Texas A&M’s Johnny Manziel is being investigated by the NCAA for possibly getting a five-figure payday for signing autographs for a broker. That’s just the latest saga in a summer where the third-year sophomore has racked up almost as many negative headlines as he did head-turning plays last year.
Miller, on the other hand, has never had a hint of trouble. And when coach Urban Meyer was asked Tuesday if it makes a difference whether a team’s QB sets a positive tone, he replied: “I think it does. He’s a very humble player. Like, we focus on coaching football, which is really neat to have. I’m not aware of what all is going on with the other guy, but I like where our guy is right now — mentally, and his focus is really good.”
Manziel also made news by being kicked out of the Manning passing camp amid rumors of excessive drinking. He bragged in one national article about living it up as if he were part of the Beatles in their heyday. And then he griped on Twitter about not getting preferential treatment over a parking matter, saying that’s why he can’t wait to leave College Station and turn pro.
Miller’s tweets are sparse and generally innocuous. Here’s one from Aug. 2: “When ur going thru something hard & wonder where God is…remember the teacher is always quiet during a test!!!!!”
Miller said recently he’s more of a homebody than a partygoer and is careful how he carries himself in the spotlight.
“It’s how I was brought up,” he said. “I like to have fun, but I don’t get in trouble. I don’t need to be in the press and be talked about in a bad way. I’m careful who I hang out with, talk to and chill with. I’m just mellow.”
Miller has become a little less laid-back on the field, which is a good thing. Meyer, in his first report from preseason camp, singled him out for taking charge.

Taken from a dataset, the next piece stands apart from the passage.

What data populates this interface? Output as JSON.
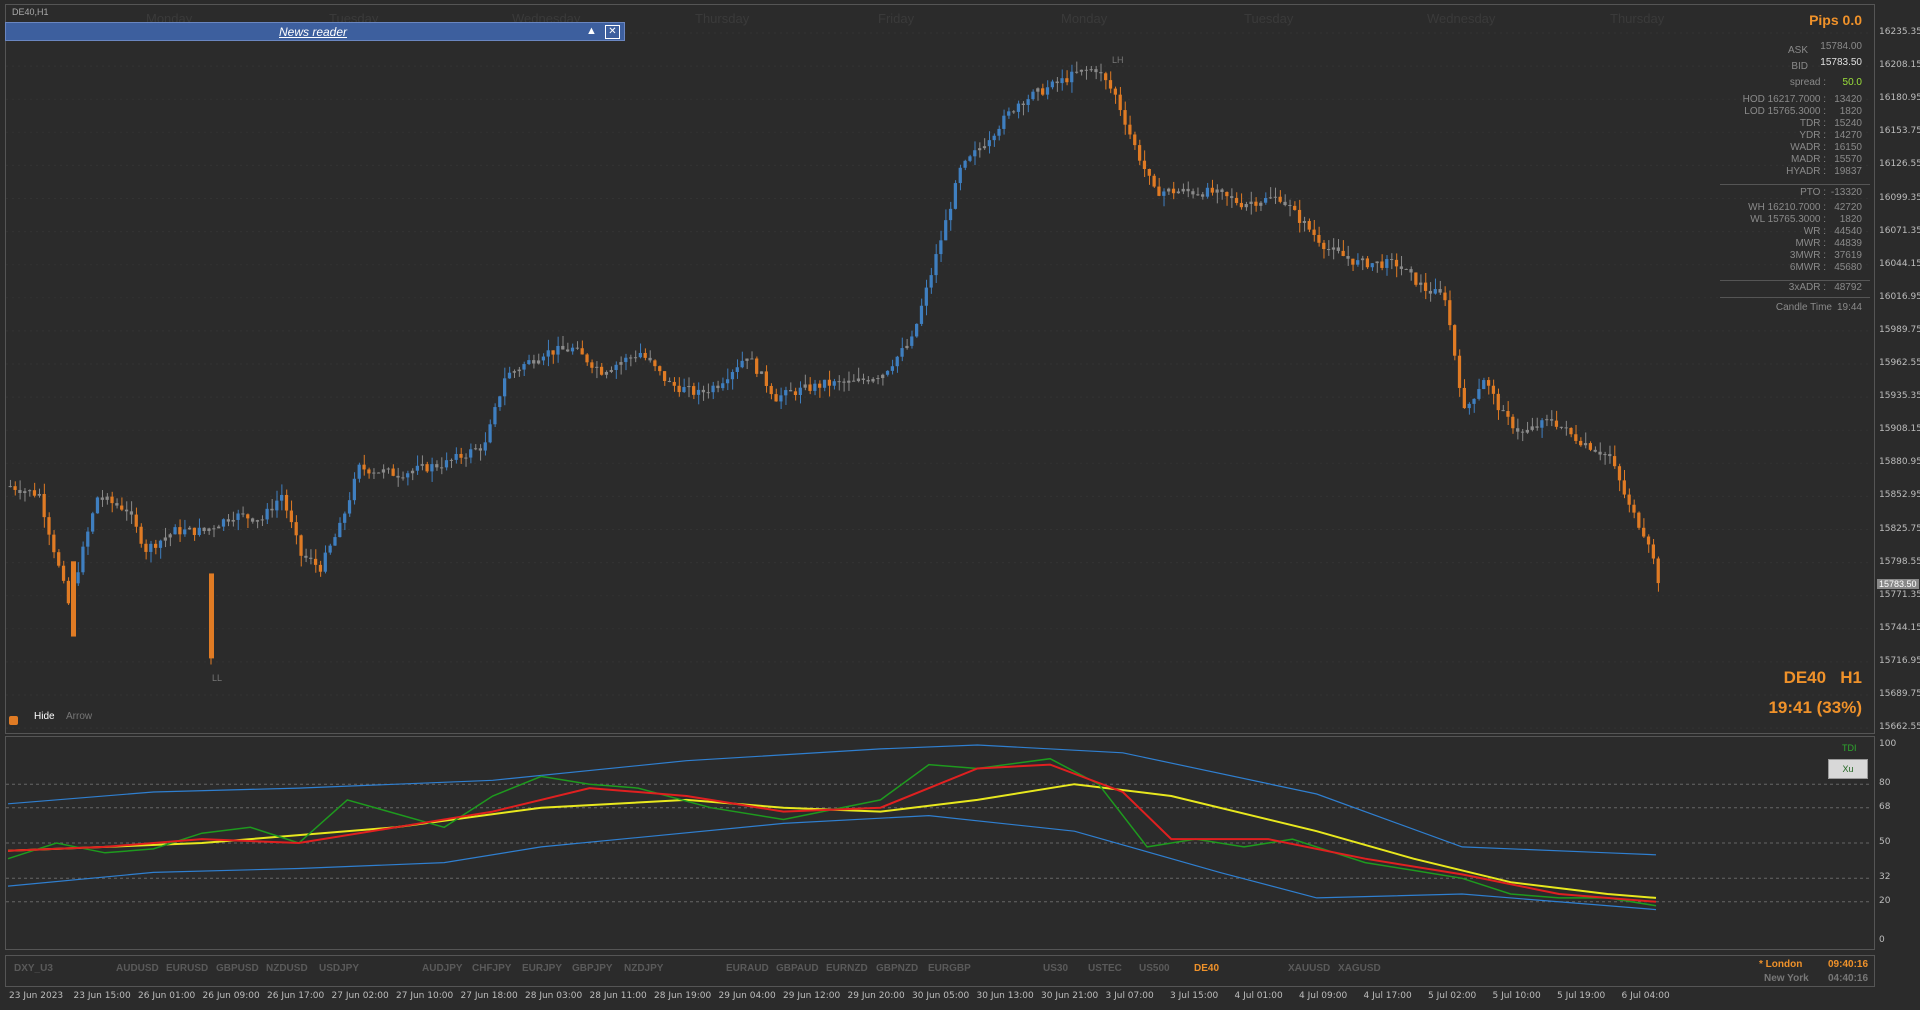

“If you ask me what I’m pleased with, I’m pleased with Braxton. He’s come a long way,” Meyer said. “I know it’s only the third day, but he had a really good day today.”

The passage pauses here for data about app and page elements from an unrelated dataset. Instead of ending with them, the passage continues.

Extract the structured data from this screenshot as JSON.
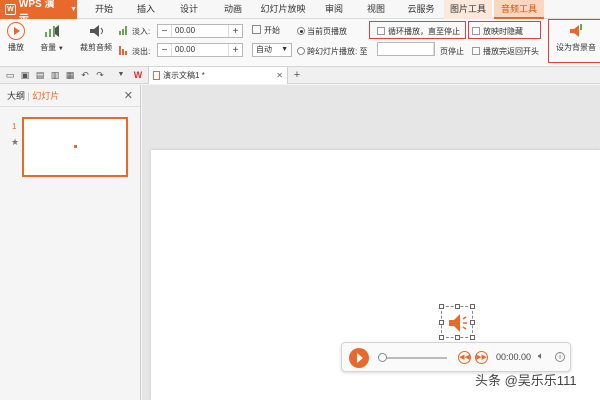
{
  "app": {
    "name": "WPS 演示"
  },
  "menu_tabs": [
    "开始",
    "插入",
    "设计",
    "动画",
    "幻灯片放映",
    "审阅",
    "视图",
    "云服务",
    "图片工具",
    "音频工具"
  ],
  "ribbon": {
    "play_label": "播放",
    "volume_label": "音量",
    "trim_label": "裁剪音频",
    "fade_in_label": "淡入:",
    "fade_in_value": "00.00",
    "fade_out_label": "淡出:",
    "fade_out_value": "00.00",
    "start_label": "开始",
    "start_value": "自动",
    "current_page_label": "当前页播放",
    "cross_slide_label": "跨幻灯片播放: 至",
    "page_stop_label": "页停止",
    "loop_label": "循环播放，直至停止",
    "hide_label": "放映时隐藏",
    "rewind_label": "播放完返回开头",
    "set_bg_music_label": "设为背景音"
  },
  "document_tab": {
    "title": "演示文稿1 *"
  },
  "side_panel": {
    "tab_outline": "大纲",
    "tab_slides": "幻灯片",
    "slide_number": "1"
  },
  "player": {
    "time": "00:00.00"
  },
  "watermark": "头条 @吴乐乐111",
  "colors": {
    "accent": "#e7692c",
    "highlight_box": "#e04040"
  }
}
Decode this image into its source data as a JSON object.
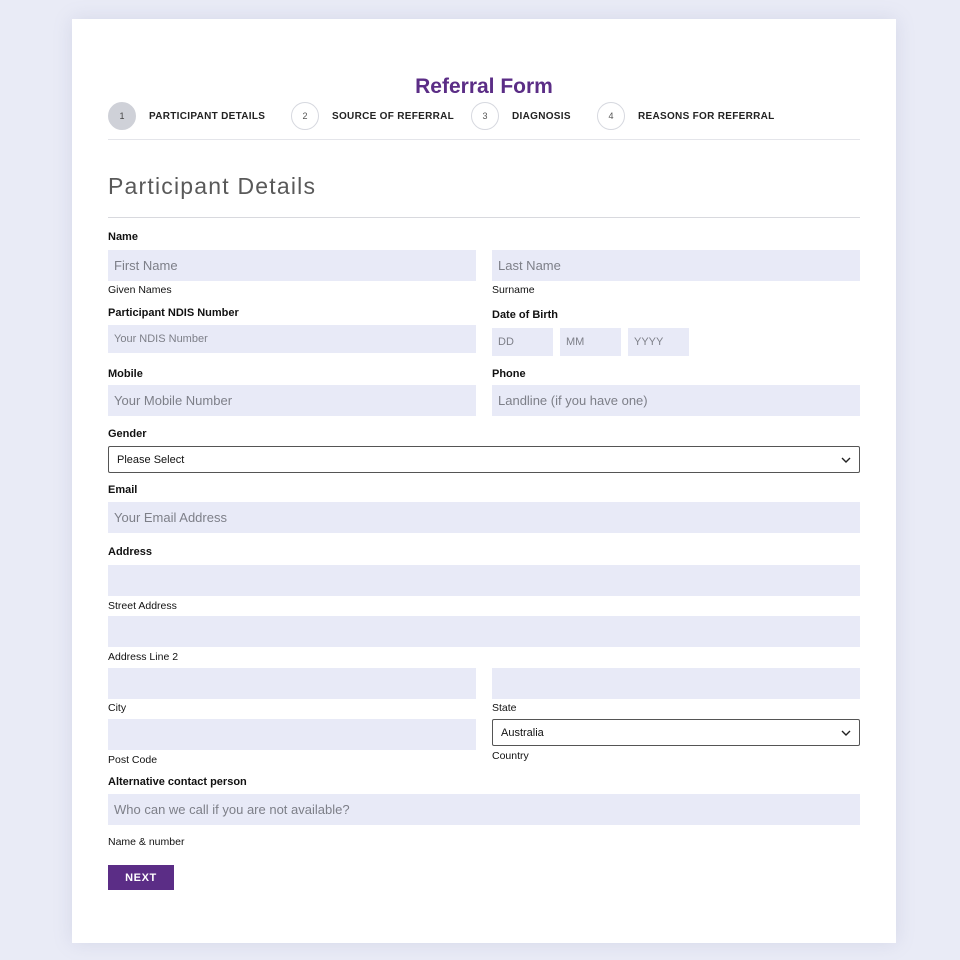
{
  "form": {
    "title": "Referral Form",
    "section_title": "Participant Details"
  },
  "steps": [
    {
      "number": "1",
      "label": "PARTICIPANT DETAILS",
      "active": true
    },
    {
      "number": "2",
      "label": "SOURCE OF REFERRAL",
      "active": false
    },
    {
      "number": "3",
      "label": "DIAGNOSIS",
      "active": false
    },
    {
      "number": "4",
      "label": "REASONS FOR REFERRAL",
      "active": false
    }
  ],
  "fields": {
    "name": {
      "label": "Name",
      "first_placeholder": "First Name",
      "first_sublabel": "Given Names",
      "last_placeholder": "Last Name",
      "last_sublabel": "Surname"
    },
    "ndis": {
      "label": "Participant NDIS Number",
      "placeholder": "Your NDIS Number"
    },
    "dob": {
      "label": "Date of Birth",
      "day_placeholder": "DD",
      "month_placeholder": "MM",
      "year_placeholder": "YYYY"
    },
    "mobile": {
      "label": "Mobile",
      "placeholder": "Your Mobile Number"
    },
    "phone": {
      "label": "Phone",
      "placeholder": "Landline (if you have one)"
    },
    "gender": {
      "label": "Gender",
      "selected": "Please Select"
    },
    "email": {
      "label": "Email",
      "placeholder": "Your Email Address"
    },
    "address": {
      "label": "Address",
      "street_sublabel": "Street Address",
      "line2_sublabel": "Address Line 2",
      "city_sublabel": "City",
      "state_sublabel": "State",
      "postcode_sublabel": "Post Code",
      "country_selected": "Australia",
      "country_sublabel": "Country"
    },
    "alt_contact": {
      "label": "Alternative contact person",
      "placeholder": "Who can we call if you are not available?",
      "sublabel": "Name & number"
    }
  },
  "buttons": {
    "next": "NEXT"
  },
  "icons": {
    "select_arrow": "chevron-down-icon"
  },
  "colors": {
    "brand": "#5b2d86",
    "field_bg": "#e8eaf7",
    "page_bg": "#e9ebf6"
  }
}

Asked what’s different, Meyer said: “Just his whole demeanor. His relationship with his receivers. I don’t want to say it was nonexistent (last year), but I didn’t see that. … Part of being a leader is leading by example, and he wasn’t leading by example because he really didn’t know what he was doing. I just see a much better presence by him.”
Also catching Meyer’s eye so far is celebrated freshman running back Dontre Wilson.
“He’s got something we didn’t have, and that’s electric speed,” Meyer said. “And he doesn’t care, he just goes hard. We just have to point him in the right direction.”
Not all is well in Buckeye Land, though. Meyer is still working through the Bradley Roby matter (nothing new to report on the cornerback’s misdemeanor assault charge) and noted how under-manned the team is at linebacker and offensive line past the projected starters.
“They don’t look Ohio State-ish,” Meyer said. “Other positions you can see three guys that are all good-looking players. Offensive line and linebacker are not where we need to be.”
Asked if the Buckeyes can shore them up, Meyer said: “With another recruiting class. We’re just going to have to hang in there this fall and not get guys hurt. We have depth issues there.”
Day three: Meyer pointed out that preseason camp hasn’t really been a strain on players yet. They’ll move from the Woody Hayes Athletic Center to the no-frills Ackerman Road fields Aug. 9 and hold their first session of two-a-days then.
“Right now, this is all candy,” he said. “I’m sure I’ll talk to you in about a week, and people will be asleep on their mattresses right now (between practices). Camp is terrible. But we’re not in camp yet. This is just practice.”
Decker starting: The starting offensive line figures to be a strength. The only open spot is right tackle, and Taylor Decker, a sophomore from Vandalia, is running with the ones.
Some of the returnees have toned up, especially right guard Marcus Hall, a 6-foot-6, 315-pound senior.
“I told him the other day he needed to get a belt for his pants because they were falling off him,” line coach Ed Warinner said. “I didn’t really want to see what you see when his pants fall down. I was like, ‘Get a belt, man.’
“He’s slimmed down. He’s leaner — lower body fat and higher muscle. And he looks quicker.”